So what happens? Industrial engineers need much less on-the-job learning to become useful for their employer. Abstract engineers (oddly named 'civil engineers' in Belgium even when they are computer engineers) need a couple of months more to become operational. But guess who has the greatest ability to innovate? The guys with who received the most abstract education. (I'm not telling that folks with no abstract education are unable to innovate, of course, it's just that they are less likely and less prepared to do it.)

So I think it's ok if the craft is not fully taught during formal education. Universities do not have to provide off-the-shelf programmers. The industry can do a little of training itself.

But what we do need is a stronger professional discipline so that, inside companies, we can struggle for higher quality. As Robert Martin often mentions, it's ok if managers struggle for low cost and tight deadlines: it's their job. But we should learn to build a counter-force, of equal (or greater) intensity. In order to feel more self-confident, we need a better professional organization.

For instance, we should be able to tell: "I cannot accept this assignment given, because I don't feel able to meet the quality criteria that the organization X, whose I am a proud member, requires from me". Lawyers or doctors would be able to tell that. And us?

Dave Archer
Dave Archer
10/19/2010 10:20:31 AM #

While I honestly think pushing software craftmanship as an ideal is a good thing, I have a few concerns about the completeness of such a movement.  Anyone can talk about quality and maintainability of code. These are prerequisites we read about everywhere on the web and in books. I think most people want to give their best especially within programming as profession/passion.

As programmers we spend a lot of our time at a level of fairly deep detail.  I think that caring about software craftmanship requires an understanding about software craftmanship.  A lot of us start out with little supervision.  We build sites and applications that "work", so we think we've done well.  We move on through jobs and side projects meeting (and mentoring) programmers who have grown up in similar environments and we end up patting each other on the back for a job well done.  Unfortunately the code is still rubbish.  We believe it is good and are passionate about what we have done, but this is not enough to warrant craftmanship.  This is a path that is walked without genuine understanding.

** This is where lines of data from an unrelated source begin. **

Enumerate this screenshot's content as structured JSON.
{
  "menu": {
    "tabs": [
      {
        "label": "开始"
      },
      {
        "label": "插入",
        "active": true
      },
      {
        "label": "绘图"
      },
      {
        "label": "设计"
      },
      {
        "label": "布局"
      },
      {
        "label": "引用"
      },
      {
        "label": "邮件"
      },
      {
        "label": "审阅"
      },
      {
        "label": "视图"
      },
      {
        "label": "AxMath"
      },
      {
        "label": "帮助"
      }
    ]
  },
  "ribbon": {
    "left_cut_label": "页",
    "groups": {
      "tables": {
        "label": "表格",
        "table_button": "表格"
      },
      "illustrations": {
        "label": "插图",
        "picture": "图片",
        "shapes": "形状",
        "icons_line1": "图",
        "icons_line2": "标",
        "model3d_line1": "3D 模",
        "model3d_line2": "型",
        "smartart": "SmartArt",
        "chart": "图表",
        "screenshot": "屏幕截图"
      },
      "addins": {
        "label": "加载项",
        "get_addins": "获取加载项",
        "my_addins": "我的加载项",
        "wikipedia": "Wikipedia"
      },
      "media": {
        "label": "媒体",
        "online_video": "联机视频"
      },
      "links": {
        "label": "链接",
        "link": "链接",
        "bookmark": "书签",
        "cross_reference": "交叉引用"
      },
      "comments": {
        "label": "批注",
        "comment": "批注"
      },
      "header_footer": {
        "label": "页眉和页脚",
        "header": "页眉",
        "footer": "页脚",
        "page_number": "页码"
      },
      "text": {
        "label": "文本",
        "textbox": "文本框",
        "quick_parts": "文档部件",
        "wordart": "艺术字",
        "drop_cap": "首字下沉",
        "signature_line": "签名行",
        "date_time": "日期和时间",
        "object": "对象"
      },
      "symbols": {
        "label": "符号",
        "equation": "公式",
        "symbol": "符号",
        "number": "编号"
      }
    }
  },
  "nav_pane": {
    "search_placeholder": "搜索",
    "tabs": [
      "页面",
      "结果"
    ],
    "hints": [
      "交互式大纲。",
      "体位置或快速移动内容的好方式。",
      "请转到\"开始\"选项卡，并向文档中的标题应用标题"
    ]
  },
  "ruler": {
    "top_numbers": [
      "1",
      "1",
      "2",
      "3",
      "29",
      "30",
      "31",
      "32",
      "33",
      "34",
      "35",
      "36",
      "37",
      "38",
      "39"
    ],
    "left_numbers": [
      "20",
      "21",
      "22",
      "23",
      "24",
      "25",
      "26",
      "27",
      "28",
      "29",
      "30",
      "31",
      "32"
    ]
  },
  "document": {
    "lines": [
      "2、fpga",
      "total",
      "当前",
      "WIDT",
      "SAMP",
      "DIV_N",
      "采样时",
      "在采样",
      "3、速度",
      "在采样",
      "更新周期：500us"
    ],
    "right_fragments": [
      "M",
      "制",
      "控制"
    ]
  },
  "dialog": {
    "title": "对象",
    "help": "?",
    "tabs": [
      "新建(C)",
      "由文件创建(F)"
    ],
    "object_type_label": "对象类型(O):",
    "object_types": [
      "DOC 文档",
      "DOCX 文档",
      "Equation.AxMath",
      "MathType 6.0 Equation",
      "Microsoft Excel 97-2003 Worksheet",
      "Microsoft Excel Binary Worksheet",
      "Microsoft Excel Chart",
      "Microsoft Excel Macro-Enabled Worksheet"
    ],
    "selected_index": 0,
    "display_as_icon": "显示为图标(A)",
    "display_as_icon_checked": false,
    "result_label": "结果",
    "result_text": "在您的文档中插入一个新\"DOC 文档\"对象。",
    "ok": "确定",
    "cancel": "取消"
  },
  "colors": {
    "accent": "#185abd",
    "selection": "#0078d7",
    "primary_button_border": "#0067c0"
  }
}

Some of us like to think of code as pieces of a machine fitting together and working smoothly.  Some think of code as poetry.  These are fantastic mindsets to have but are meaningless without being able to break apart that understanding into its components.  

I would think a campaign about software craftmanship should require a bit more meat: Answers to questions such as why and for whom is maintainability, what does quality code look like, and why is code that is good in one context perhaps bulky or overkill in another, exactly which aspects of code and its meta data need to be considered to make code maintainable.

Again, this is a great idea and one that should be progressed.  Perhaps it still needs a bit of refactoring. Apologies for the nerd joke :-)

Gael Fraiteur
Gael Fraiteur
10/19/2010 10:27:06 AM #

Hi Dave,

Thank you for your comment.
I tend to agree with you, as I mentioned in the last paragraph.
I'll try to elaborate an answer in the next post.

-gael

Banang
Banang
10/19/2010 10:23:45 AM #

Great post, Gael! It's very inspiring to see that there are so many people out there passionate about quality software.  I'm looking forward to the next installment.

Gael Fraiteur
Gael Fraiteur
10/19/2010 10:29:24 AM #

Hi Maria!

I think I recognize the picture but I did not know your online alias :).

For those who read comments: Banang's blog name is "Espacing Mediocrity"! http://banang.wordpress.com/

-gael

James
James
10/25/2010 2:42:06 AM #

I think it will be hard to put Craftsmanship into an operational concept because, like you say, it is a "passion". You either do it or you don't. It is also a concept that needs support from other areas of a Business and quite frankly they have their own concerns and probably want "craftsmanship" in their fields of endeavour. Unless "craftsmanship" helps them they probably wont champion it.

I take craftsmanship seriously and as a person endeavour.

Pingbacks and trackbacks (3)+

Comments are closed